Protests mark IMF, World Bank meetings

More than a thousand demonstrators banged pots and pans, blew whistles and beat drums in Washington on Saturday in a Latin American-style protest at World Bank and IMF policies in poor countries.

    Protesters' demands include cancellation of third world debt

    Some carried signs reading "people over profits" and "debt relief now" to underscore their message to international lenders holding their spring meetings.

    Following the boisterous rally modelled after "cacerolazo", pot-banging protests common in Latin capitals, the group will march to a park near the World Bank and International Monetary Fund headquarters.

    "We need to have people in the street to show that we're paying attention to what the IMF and World Bank are doing," said protester Tito Bourdon, 23, of Virginia.

    Protesters planned a Festival of Resistance featuring live music and tongue-in-cheek games, including Pin the Structural Adjustment on the Country.

    Mobilisation for Global Justice, an umbrella group of activists behind Saturday's protest, advocates wholesale reform of the IMF and World Bank. Its core demands include greater openness in the lenders' decision-making and the cancellation of poor country debt using the bank and fund's own resources.
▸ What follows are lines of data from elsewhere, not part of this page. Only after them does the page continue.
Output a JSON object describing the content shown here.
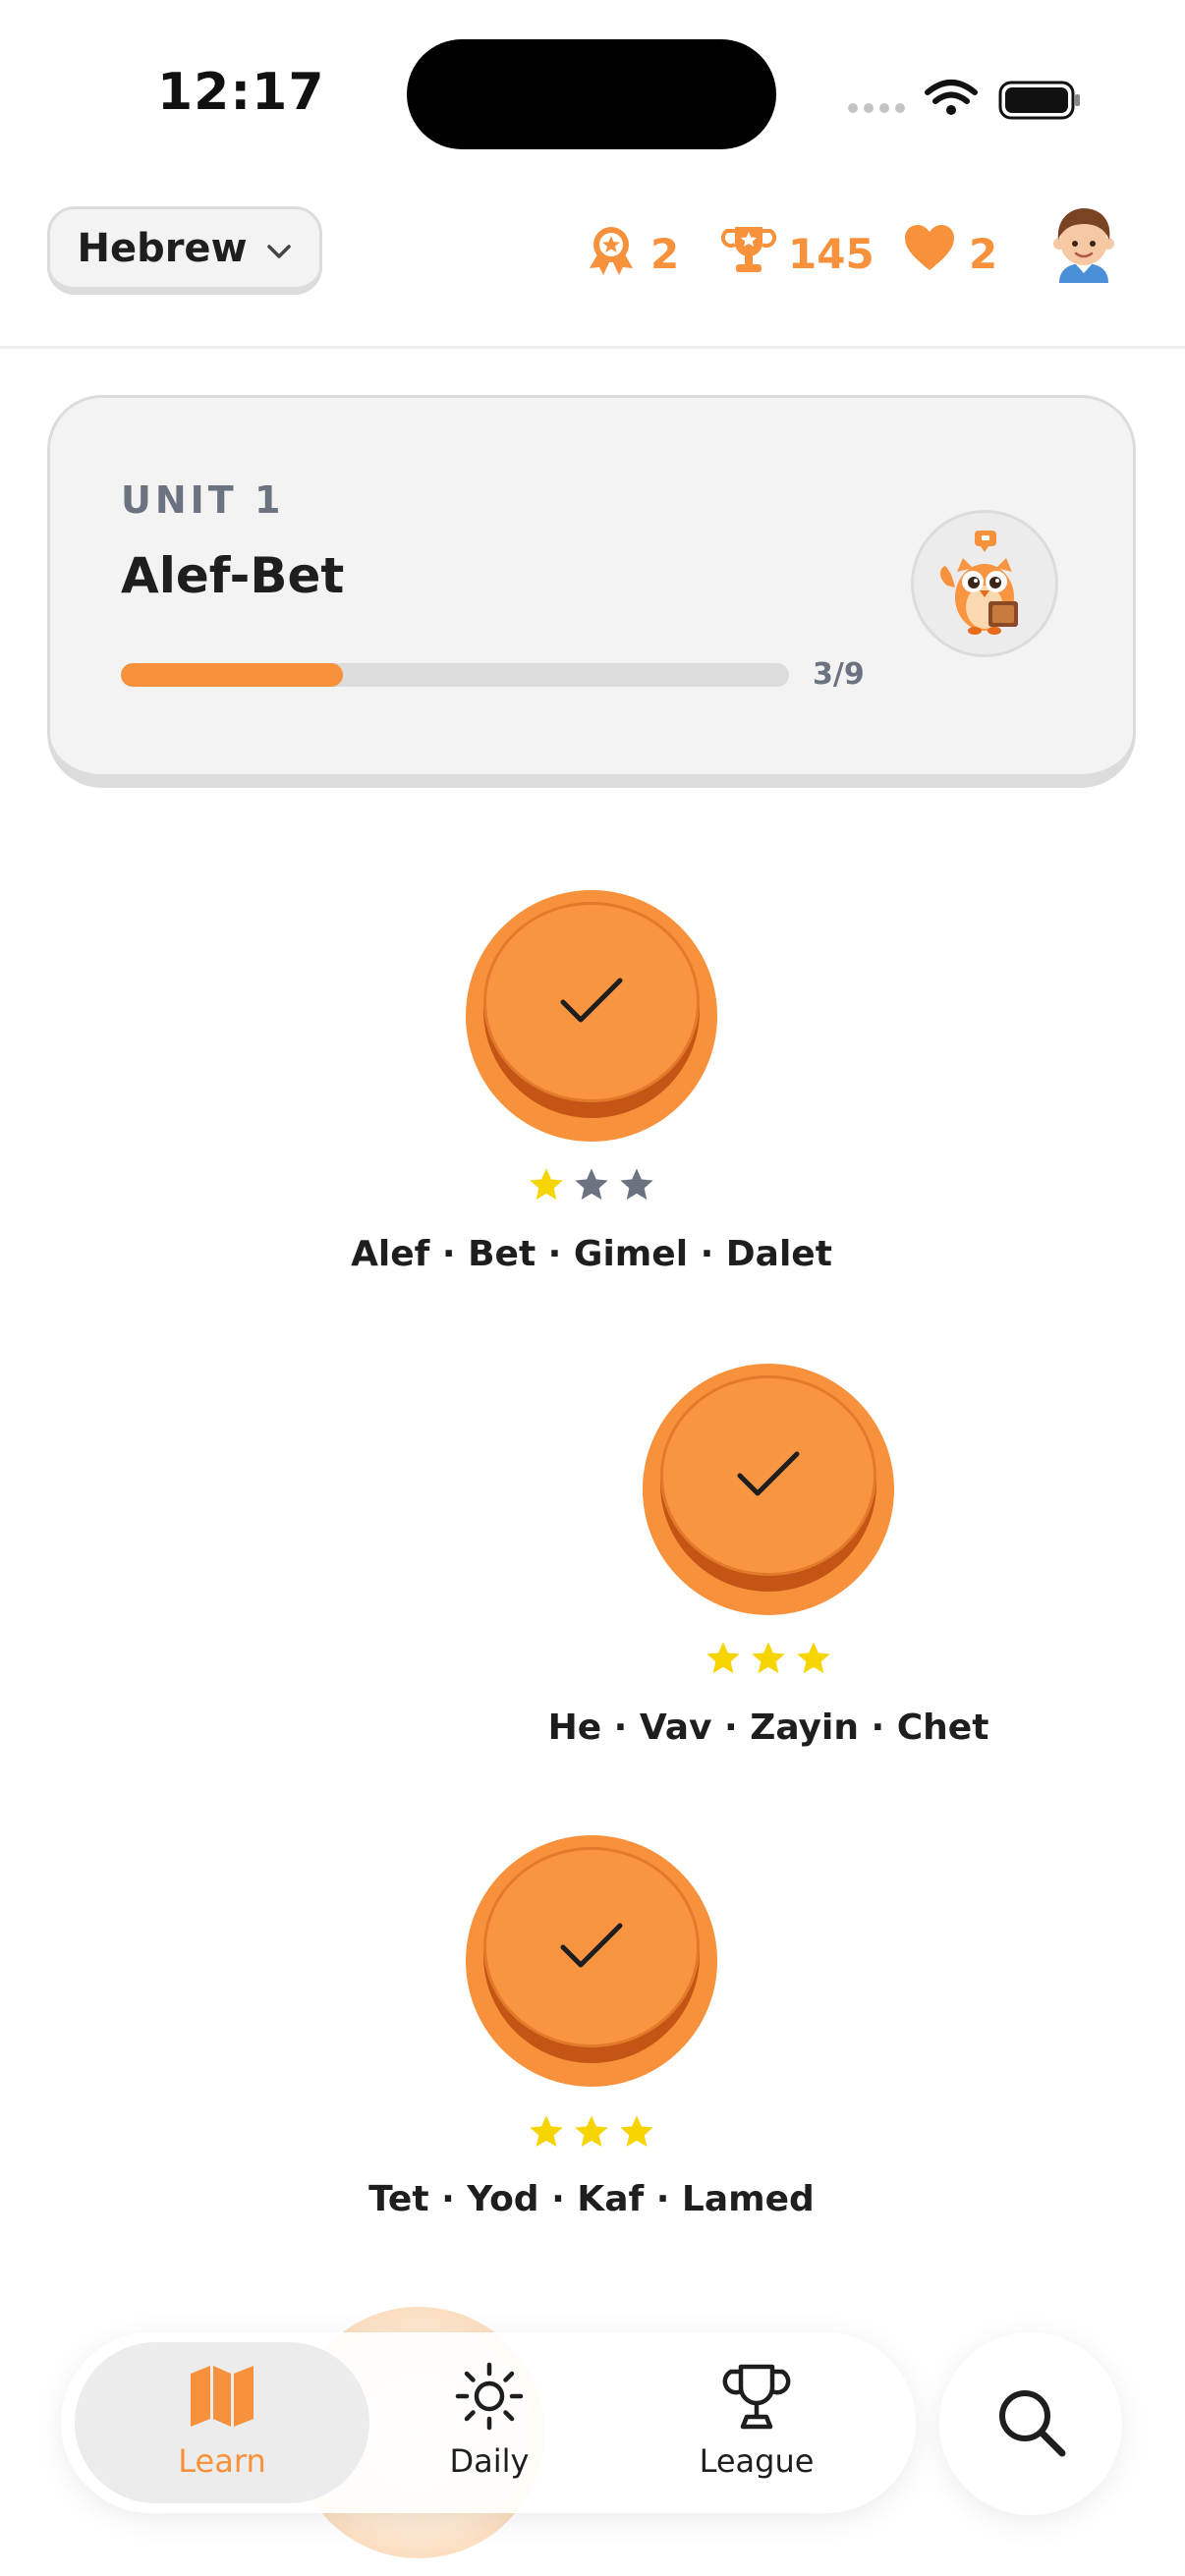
{
  "status_bar": {
    "time": "12:17"
  },
  "header": {
    "language": "Hebrew",
    "stats": {
      "badges": "2",
      "trophies": "145",
      "hearts": "2"
    }
  },
  "unit": {
    "label": "UNIT 1",
    "title": "Alef-Bet",
    "progress_text": "3/9",
    "progress_fraction": 0.333
  },
  "lessons": [
    {
      "label": "Alef · Bet · Gimel · Dalet",
      "stars_earned": 1,
      "stars_total": 3,
      "completed": true
    },
    {
      "label": "He · Vav · Zayin · Chet",
      "stars_earned": 3,
      "stars_total": 3,
      "completed": true
    },
    {
      "label": "Tet · Yod · Kaf · Lamed",
      "stars_earned": 3,
      "stars_total": 3,
      "completed": true
    }
  ],
  "nav": {
    "learn": "Learn",
    "daily": "Daily",
    "league": "League"
  },
  "colors": {
    "accent": "#f7913b",
    "accent_dark": "#c55514",
    "star_filled": "#f5d400",
    "star_empty": "#6b7280"
  },
  "icons": {
    "language_chevron": "chevron-down-icon",
    "badges": "award-icon",
    "trophies": "trophy-icon",
    "hearts": "heart-icon",
    "lesson_done": "checkmark-icon",
    "nav_learn": "map-icon",
    "nav_daily": "sun-icon",
    "nav_league": "trophy-icon",
    "search": "search-icon"
  }
}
    World Bank spokesman Damian Milverton said the street protests ought not overshadow the contributions of civil society groups and nongovernmental actors in this weekend's IMF and World Bank meetings.

    Debt relief

    An array of groups including Oxfam, ActionAid and Friends of the Earth are taking part in dialogue sessions on debt relief, water privatisation and poverty reduction.

    Scores of policemen were
    deployed to monitor marches

    "While the small protests do go on this weekend, we are determined to keep to our agenda of focusing on the pace of poverty reduction in the world, and the need to accelerate it," Milverton said. "We will be looking very closely in particular at what more can be done on education, on AIDS and on debt sustainability."

    Police barricaded several blocks of downtown Washington to control access to the lenders' headquarters and meeting sites.

    Several hundred officers patrolled the streets.

    Past anti-globalisation protests in Washington and other cities have included threats to "shut down" financial leaders' meetings, leading to clashes with police and arrests. This year, however, police said they expected few such problems.

    Mobilisation for Global Justice has said it does not plan to disrupt the IMF and World Bank meetings. An abortion rights march, organised separately from the IMF and World Bank events on Sunday, is also expected to be peaceful.  

    SOURCE: Reuters


    YOU MIGHT ALSO LIKE

    Survivor stories from Super Typhoon Haiyan

    Survivor stories from Super Typhoon Haiyan

    The Philippines’ Typhoon Haiyan was the strongest storm ever to make landfall. Five years on, we revisit this story.

    How Moscow lost Riyadh in 1938

    How Moscow lost Riyadh in 1938

    Russian-Saudi relations could be very different today, if Stalin hadn't killed the Soviet ambassador to Saudi Arabia.

    We Are Still Here: A Story from Native Alaska

    We Are Still Here: A Story from Native Alaska

    From Qatar to Alaska, a personal journey exploring what it means to belong when your culture is endangered.